• _EXERCISE_:
The data must be given again exactly as written, with all images omitted.

Entries from a dataset of interfaces
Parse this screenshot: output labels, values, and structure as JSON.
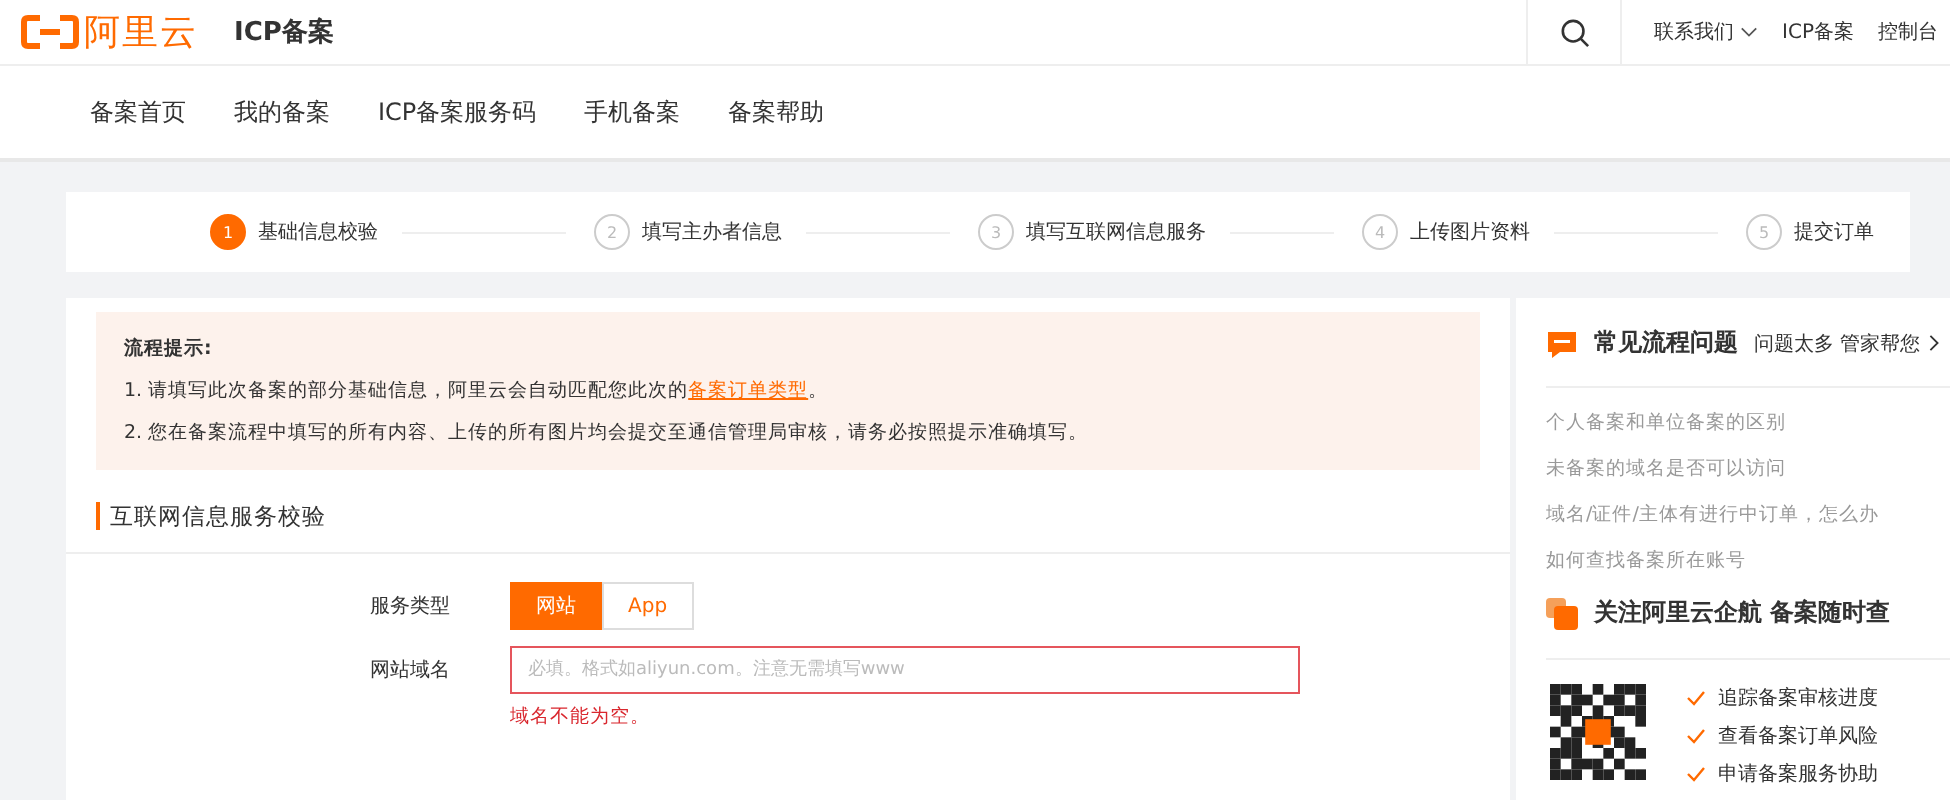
{
  "header": {
    "logo_text": "阿里云",
    "title": "ICP备案",
    "links": [
      {
        "label": "联系我们",
        "dropdown": true
      },
      {
        "label": "ICP备案",
        "dropdown": false
      },
      {
        "label": "控制台",
        "dropdown": false
      }
    ]
  },
  "nav": [
    {
      "label": "备案首页"
    },
    {
      "label": "我的备案"
    },
    {
      "label": "ICP备案服务码"
    },
    {
      "label": "手机备案"
    },
    {
      "label": "备案帮助"
    }
  ],
  "steps": [
    {
      "number": "1",
      "label": "基础信息校验",
      "selected": true
    },
    {
      "number": "2",
      "label": "填写主办者信息",
      "selected": false
    },
    {
      "number": "3",
      "label": "填写互联网信息服务",
      "selected": false
    },
    {
      "number": "4",
      "label": "上传图片资料",
      "selected": false
    },
    {
      "number": "5",
      "label": "提交订单",
      "selected": false
    }
  ],
  "notice": {
    "title": "流程提示:",
    "items": [
      {
        "text": "1. 请填写此次备案的部分基础信息，阿里云会自动匹配您此次的",
        "link": "备案订单类型",
        "suffix": "。"
      },
      {
        "text": "2. 您在备案流程中填写的所有内容、上传的所有图片均会提交至通信管理局审核，请务必按照提示准确填写。"
      }
    ]
  },
  "section": {
    "title": "互联网信息服务校验",
    "service_type": {
      "label": "服务类型",
      "options": [
        {
          "label": "网站",
          "selected": true
        },
        {
          "label": "App",
          "selected": false
        }
      ]
    },
    "domain": {
      "label": "网站域名",
      "placeholder": "必填。格式如aliyun.com。注意无需填写www",
      "error": "域名不能为空。"
    }
  },
  "sidebar": {
    "faq_title": "常见流程问题",
    "faq_link": "问题太多 管家帮您",
    "faq_items": [
      "个人备案和单位备案的区别",
      "未备案的域名是否可以访问",
      "域名/证件/主体有进行中订单，怎么办",
      "如何查找备案所在账号"
    ],
    "follow_title": "关注阿里云企航 备案随时查",
    "features": [
      "追踪备案审核进度",
      "查看备案订单风险",
      "申请备案服务协助"
    ]
  }
}
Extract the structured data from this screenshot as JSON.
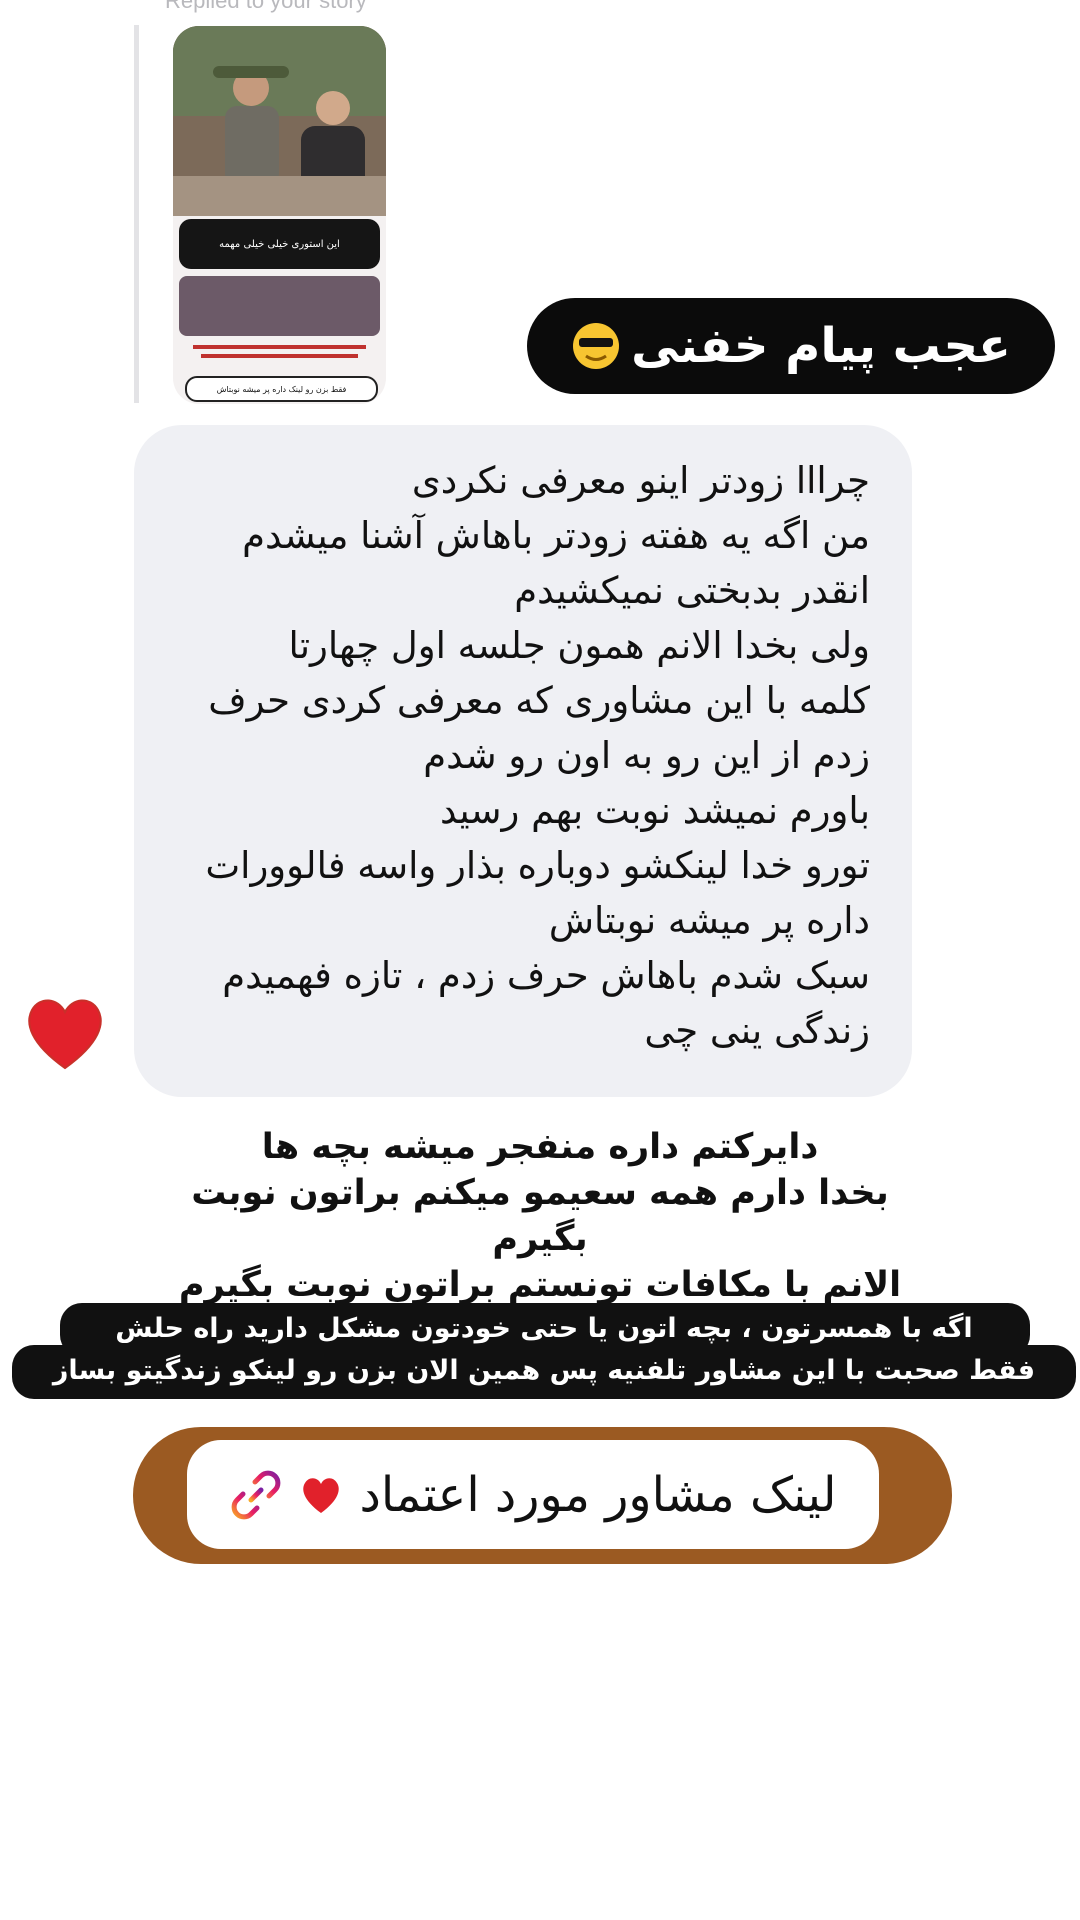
{
  "story_reply": {
    "label": "Replied to your story",
    "thumbnail_caption": "این استوری خیلی خیلی مهمه",
    "thumbnail_link": "فقط بزن رو لینک داره پر میشه نوبتاش"
  },
  "bubbles": {
    "black_title": "عجب پیام خفنی",
    "grey_message": "چرااا زودتر اینو معرفی نکردی\nمن اگه یه هفته زودتر باهاش آشنا میشدم\nانقدر بدبختی نمیکشیدم\nولی بخدا الانم همون جلسه اول چهارتا\nکلمه با این مشاوری که معرفی کردی حرف\nزدم از این رو به اون رو شدم\nباورم نمیشد نوبت بهم رسید\nتورو خدا لینکشو دوباره بذار واسه فالوورات\nداره پر میشه نوبتاش\nسبک شدم باهاش حرف زدم ، تازه فهمیدم\nزندگی ینی چی"
  },
  "mid_text": "دایرکتم داره منفجر میشه بچه ها\nبخدا دارم همه سعیمو میکنم براتون نوبت بگیرم\nالانم با مکافات تونستم براتون نوبت بگیرم",
  "caption": {
    "line1": "اگه با همسرتون ، بچه اتون یا حتی خودتون مشکل دارید راه حلش",
    "line2": "فقط صحبت با این مشاور تلفنیه پس همین الان بزن رو لینکو زندگیتو بساز"
  },
  "link_sticker": {
    "label": "لینک مشاور مورد اعتماد",
    "icon": "link-icon"
  },
  "colors": {
    "grey_bubble": "#eff0f4",
    "black_bubble": "#0b0b0b",
    "sticker_frame": "#9b5a22",
    "heart": "#e1212b"
  }
}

• _OUTPUT_:
Parse this screenshot: output labels, values, and structure as JSON.
{
  "header": {
    "logo_text": "阿里云",
    "title": "ICP备案",
    "links": [
      {
        "label": "联系我们",
        "dropdown": true
      },
      {
        "label": "ICP备案",
        "dropdown": false
      },
      {
        "label": "控制台",
        "dropdown": false
      }
    ]
  },
  "nav": [
    {
      "label": "备案首页"
    },
    {
      "label": "我的备案"
    },
    {
      "label": "ICP备案服务码"
    },
    {
      "label": "手机备案"
    },
    {
      "label": "备案帮助"
    }
  ],
  "steps": [
    {
      "number": "1",
      "label": "基础信息校验",
      "selected": true
    },
    {
      "number": "2",
      "label": "填写主办者信息",
      "selected": false
    },
    {
      "number": "3",
      "label": "填写互联网信息服务",
      "selected": false
    },
    {
      "number": "4",
      "label": "上传图片资料",
      "selected": false
    },
    {
      "number": "5",
      "label": "提交订单",
      "selected": false
    }
  ],
  "notice": {
    "title": "流程提示:",
    "items": [
      {
        "text": "1. 请填写此次备案的部分基础信息，阿里云会自动匹配您此次的",
        "link": "备案订单类型",
        "suffix": "。"
      },
      {
        "text": "2. 您在备案流程中填写的所有内容、上传的所有图片均会提交至通信管理局审核，请务必按照提示准确填写。"
      }
    ]
  },
  "section": {
    "title": "互联网信息服务校验",
    "service_type": {
      "label": "服务类型",
      "options": [
        {
          "label": "网站",
          "selected": true
        },
        {
          "label": "App",
          "selected": false
        }
      ]
    },
    "domain": {
      "label": "网站域名",
      "placeholder": "必填。格式如aliyun.com。注意无需填写www",
      "error": "域名不能为空。"
    }
  },
  "sidebar": {
    "faq_title": "常见流程问题",
    "faq_link": "问题太多 管家帮您",
    "faq_items": [
      "个人备案和单位备案的区别",
      "未备案的域名是否可以访问",
      "域名/证件/主体有进行中订单，怎么办",
      "如何查找备案所在账号"
    ],
    "follow_title": "关注阿里云企航 备案随时查",
    "features": [
      "追踪备案审核进度",
      "查看备案订单风险",
      "申请备案服务协助"
    ]
  }
}
Extract the structured data from this screenshot as JSON.
{
  "story_reply": {
    "label": "Replied to your story",
    "thumbnail_caption": "این استوری خیلی خیلی مهمه",
    "thumbnail_link": "فقط بزن رو لینک داره پر میشه نوبتاش"
  },
  "bubbles": {
    "black_title": "عجب پیام خفنی",
    "grey_message": "چرااا زودتر اینو معرفی نکردی\nمن اگه یه هفته زودتر باهاش آشنا میشدم\nانقدر بدبختی نمیکشیدم\nولی بخدا الانم همون جلسه اول چهارتا\nکلمه با این مشاوری که معرفی کردی حرف\nزدم از این رو به اون رو شدم\nباورم نمیشد نوبت بهم رسید\nتورو خدا لینکشو دوباره بذار واسه فالوورات\nداره پر میشه نوبتاش\nسبک شدم باهاش حرف زدم ، تازه فهمیدم\nزندگی ینی چی"
  },
  "mid_text": "دایرکتم داره منفجر میشه بچه ها\nبخدا دارم همه سعیمو میکنم براتون نوبت بگیرم\nالانم با مکافات تونستم براتون نوبت بگیرم",
  "caption": {
    "line1": "اگه با همسرتون ، بچه اتون یا حتی خودتون مشکل دارید راه حلش",
    "line2": "فقط صحبت با این مشاور تلفنیه پس همین الان بزن رو لینکو زندگیتو بساز"
  },
  "link_sticker": {
    "label": "لینک مشاور مورد اعتماد",
    "icon": "link-icon"
  },
  "colors": {
    "grey_bubble": "#eff0f4",
    "black_bubble": "#0b0b0b",
    "sticker_frame": "#9b5a22",
    "heart": "#e1212b"
  }
}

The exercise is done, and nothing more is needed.